*** Exercise materials Section Begins ***
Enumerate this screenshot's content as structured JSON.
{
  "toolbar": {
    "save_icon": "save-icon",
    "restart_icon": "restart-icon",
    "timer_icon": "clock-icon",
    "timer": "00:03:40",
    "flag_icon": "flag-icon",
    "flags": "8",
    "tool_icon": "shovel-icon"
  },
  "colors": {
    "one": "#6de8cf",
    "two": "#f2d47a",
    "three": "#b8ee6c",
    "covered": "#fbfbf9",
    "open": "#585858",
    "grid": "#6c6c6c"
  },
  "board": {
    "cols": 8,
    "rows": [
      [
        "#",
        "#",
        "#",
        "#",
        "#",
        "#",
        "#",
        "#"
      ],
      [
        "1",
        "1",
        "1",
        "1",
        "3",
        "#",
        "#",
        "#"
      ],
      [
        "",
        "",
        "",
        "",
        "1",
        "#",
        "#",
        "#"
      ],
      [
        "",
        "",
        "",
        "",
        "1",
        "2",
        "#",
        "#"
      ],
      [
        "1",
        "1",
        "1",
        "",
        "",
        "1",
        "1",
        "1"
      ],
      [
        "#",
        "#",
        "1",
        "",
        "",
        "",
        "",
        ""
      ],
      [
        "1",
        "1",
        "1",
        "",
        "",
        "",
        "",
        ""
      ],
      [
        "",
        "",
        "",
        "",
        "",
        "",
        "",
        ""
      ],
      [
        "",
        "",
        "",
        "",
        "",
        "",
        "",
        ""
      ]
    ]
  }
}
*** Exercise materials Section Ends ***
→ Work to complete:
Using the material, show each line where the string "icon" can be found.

→ Exercise result:
    "save_icon": "save-icon",
    "restart_icon": "restart-icon",
    "timer_icon": "clock-icon",
    "flag_icon": "flag-icon",
    "tool_icon": "shovel-icon"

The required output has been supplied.